Study confirms that organic farming has a positive climate balance

Study confirms that organic farming has a positive climate balance

Experts from the University of Munich confirm that organic farming has a positive climate balance. According to a study published this Monday, this “contributes to the solution of environmental problems, for example to the reduction of nitrogen emissions relevant to the environment and the climate”. Therefore, it is recommended that the organic growing area be expanded quickly.

“In the current economic situation, it is important above all to preserve the existing organic cultivation area and to strengthen and stabilize the sale of organic products”, recommend the researchers. After consolidation, the area under organic cultivation must be expanded as soon as possible to reach the German government’s target of increasing its share to 30% by 2030.

The study mentions the reduction of nitrogen use by around 100 kilos per hectare and the surplus of nitrogen to less than 20 kilos. This is associated with lower ammonia, nitrous oxide and nitrate emissions, which has a positive effect on biodiversity and the protection of drinking water.

organic fertilization

By dispensing with mineral fertilizers, it improves the energy balance and, therefore, agriculture’s dependence on fossil fuels. Organic fertilization also improves humus accumulation.

Overall, greenhouse gas emissions from organic crop production, of 1,750 kilograms of CO2 per hectare, are half that of conventional agriculture. In addition, doing without chemical-synthetic herbicides, fungicides and insecticides is positive for biodiversity.

Yields are lower in organic crop production than in conventional crop production. However, with optimal nutrient supply in organic crop rotations, high and stable energy yields can be achieved that can reach the average yield level of conventional crop rotations. However, further increases in yields from organic agriculture are “of strategic importance”.

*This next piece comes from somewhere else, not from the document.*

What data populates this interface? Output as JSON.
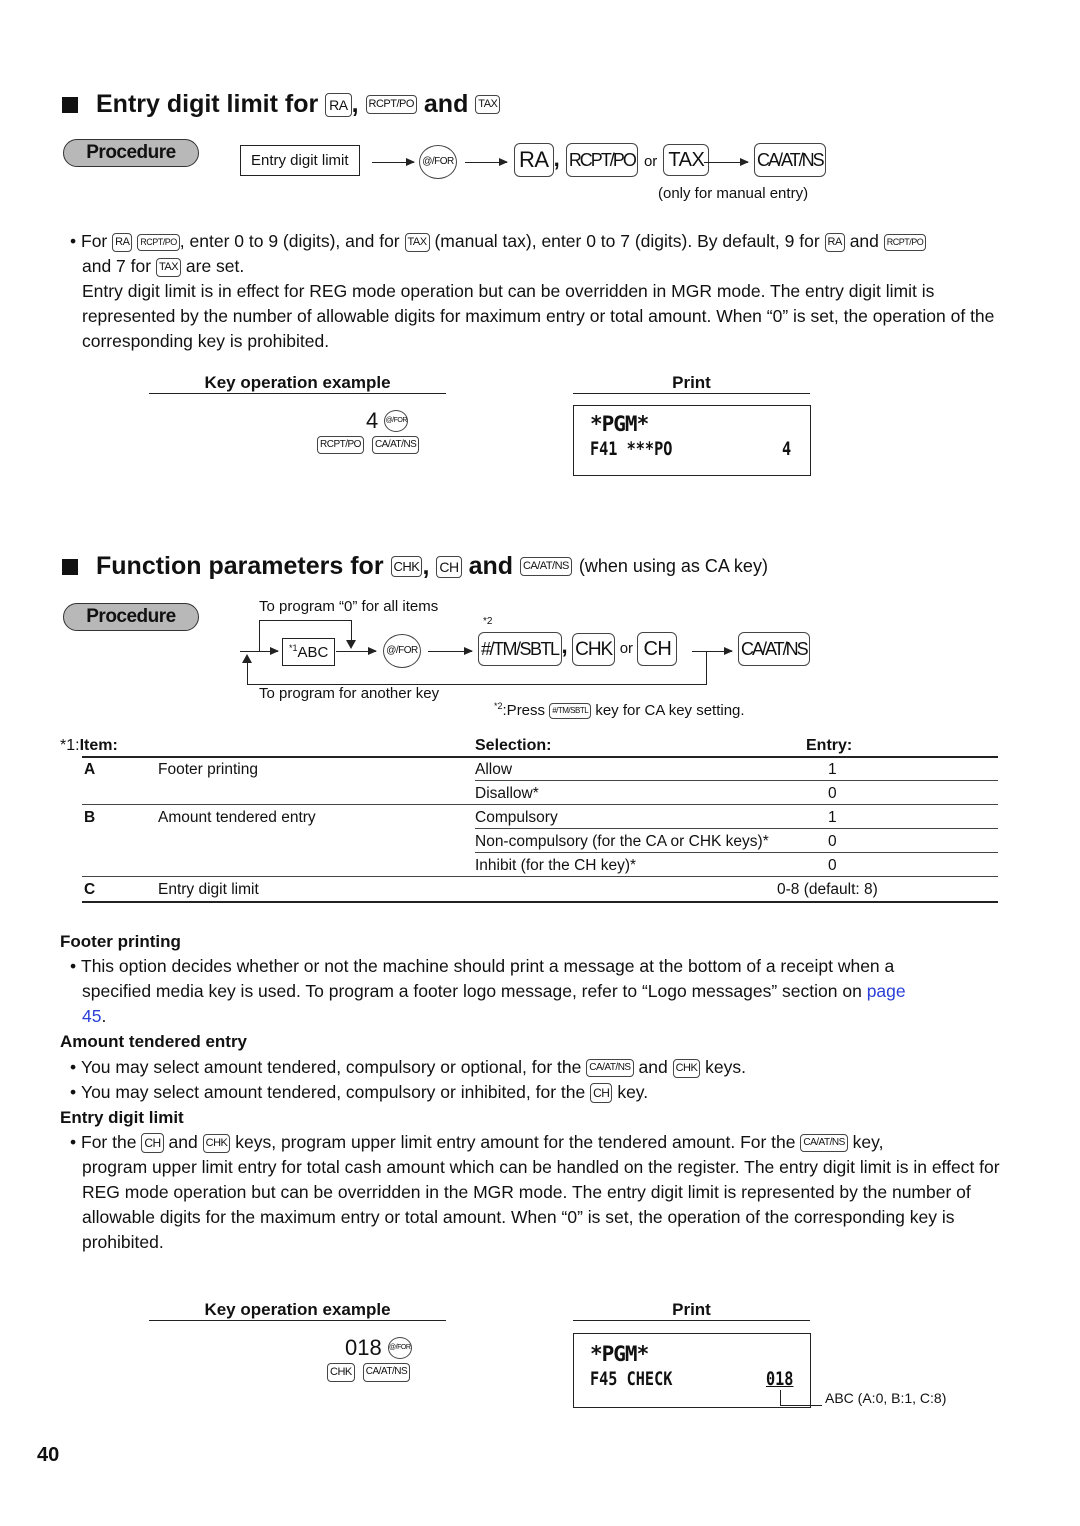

In the case of livestock, the smaller number of animals is emphasized by territorial livestock. In addition, emissions from dairy farming would be reduced through forage feeding, renouncing the use of soy and sustainable use of pastures. (apa)